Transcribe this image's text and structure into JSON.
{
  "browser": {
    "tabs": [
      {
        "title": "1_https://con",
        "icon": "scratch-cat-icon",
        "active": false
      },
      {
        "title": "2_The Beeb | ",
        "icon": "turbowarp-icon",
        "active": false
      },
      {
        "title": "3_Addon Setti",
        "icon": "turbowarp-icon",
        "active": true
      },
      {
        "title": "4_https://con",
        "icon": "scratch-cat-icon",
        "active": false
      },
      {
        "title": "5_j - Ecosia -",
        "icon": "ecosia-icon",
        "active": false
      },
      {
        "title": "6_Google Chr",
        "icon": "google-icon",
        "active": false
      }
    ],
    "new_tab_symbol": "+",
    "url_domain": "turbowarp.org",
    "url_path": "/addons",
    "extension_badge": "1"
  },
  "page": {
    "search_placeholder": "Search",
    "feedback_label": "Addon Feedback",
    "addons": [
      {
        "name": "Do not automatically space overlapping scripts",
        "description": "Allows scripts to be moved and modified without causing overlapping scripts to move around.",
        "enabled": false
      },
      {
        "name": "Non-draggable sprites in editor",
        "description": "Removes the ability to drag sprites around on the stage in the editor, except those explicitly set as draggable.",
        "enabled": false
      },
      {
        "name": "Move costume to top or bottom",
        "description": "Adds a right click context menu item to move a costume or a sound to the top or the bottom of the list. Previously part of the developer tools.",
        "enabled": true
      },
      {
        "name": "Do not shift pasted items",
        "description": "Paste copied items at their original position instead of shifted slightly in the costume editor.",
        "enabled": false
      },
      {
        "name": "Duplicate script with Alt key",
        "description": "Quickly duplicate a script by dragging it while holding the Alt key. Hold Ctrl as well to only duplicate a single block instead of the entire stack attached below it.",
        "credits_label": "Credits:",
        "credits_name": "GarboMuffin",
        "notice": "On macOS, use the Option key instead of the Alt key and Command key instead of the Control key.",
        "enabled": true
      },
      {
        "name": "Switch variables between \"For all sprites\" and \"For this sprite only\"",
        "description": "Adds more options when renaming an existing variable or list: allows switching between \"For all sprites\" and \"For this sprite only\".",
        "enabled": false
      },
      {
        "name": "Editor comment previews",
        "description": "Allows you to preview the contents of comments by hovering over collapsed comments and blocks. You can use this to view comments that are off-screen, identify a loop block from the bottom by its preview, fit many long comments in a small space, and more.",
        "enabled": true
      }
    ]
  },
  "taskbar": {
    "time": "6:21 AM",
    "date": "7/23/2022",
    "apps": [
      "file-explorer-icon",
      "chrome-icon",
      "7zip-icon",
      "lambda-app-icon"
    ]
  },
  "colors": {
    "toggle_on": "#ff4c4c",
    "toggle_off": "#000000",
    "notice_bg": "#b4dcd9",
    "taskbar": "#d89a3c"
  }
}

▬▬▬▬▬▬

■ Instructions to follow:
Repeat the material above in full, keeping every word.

■ Answer for the task:
Transcribe this image's text and structure into JSON.
{
  "browser": {
    "tabs": [
      {
        "title": "1_https://con",
        "icon": "scratch-cat-icon",
        "active": false
      },
      {
        "title": "2_The Beeb | ",
        "icon": "turbowarp-icon",
        "active": false
      },
      {
        "title": "3_Addon Setti",
        "icon": "turbowarp-icon",
        "active": true
      },
      {
        "title": "4_https://con",
        "icon": "scratch-cat-icon",
        "active": false
      },
      {
        "title": "5_j - Ecosia -",
        "icon": "ecosia-icon",
        "active": false
      },
      {
        "title": "6_Google Chr",
        "icon": "google-icon",
        "active": false
      }
    ],
    "new_tab_symbol": "+",
    "url_domain": "turbowarp.org",
    "url_path": "/addons",
    "extension_badge": "1"
  },
  "page": {
    "search_placeholder": "Search",
    "feedback_label": "Addon Feedback",
    "addons": [
      {
        "name": "Do not automatically space overlapping scripts",
        "description": "Allows scripts to be moved and modified without causing overlapping scripts to move around.",
        "enabled": false
      },
      {
        "name": "Non-draggable sprites in editor",
        "description": "Removes the ability to drag sprites around on the stage in the editor, except those explicitly set as draggable.",
        "enabled": false
      },
      {
        "name": "Move costume to top or bottom",
        "description": "Adds a right click context menu item to move a costume or a sound to the top or the bottom of the list. Previously part of the developer tools.",
        "enabled": true
      },
      {
        "name": "Do not shift pasted items",
        "description": "Paste copied items at their original position instead of shifted slightly in the costume editor.",
        "enabled": false
      },
      {
        "name": "Duplicate script with Alt key",
        "description": "Quickly duplicate a script by dragging it while holding the Alt key. Hold Ctrl as well to only duplicate a single block instead of the entire stack attached below it.",
        "credits_label": "Credits:",
        "credits_name": "GarboMuffin",
        "notice": "On macOS, use the Option key instead of the Alt key and Command key instead of the Control key.",
        "enabled": true
      },
      {
        "name": "Switch variables between \"For all sprites\" and \"For this sprite only\"",
        "description": "Adds more options when renaming an existing variable or list: allows switching between \"For all sprites\" and \"For this sprite only\".",
        "enabled": false
      },
      {
        "name": "Editor comment previews",
        "description": "Allows you to preview the contents of comments by hovering over collapsed comments and blocks. You can use this to view comments that are off-screen, identify a loop block from the bottom by its preview, fit many long comments in a small space, and more.",
        "enabled": true
      }
    ]
  },
  "taskbar": {
    "time": "6:21 AM",
    "date": "7/23/2022",
    "apps": [
      "file-explorer-icon",
      "chrome-icon",
      "7zip-icon",
      "lambda-app-icon"
    ]
  },
  "colors": {
    "toggle_on": "#ff4c4c",
    "toggle_off": "#000000",
    "notice_bg": "#b4dcd9",
    "taskbar": "#d89a3c"
  }
}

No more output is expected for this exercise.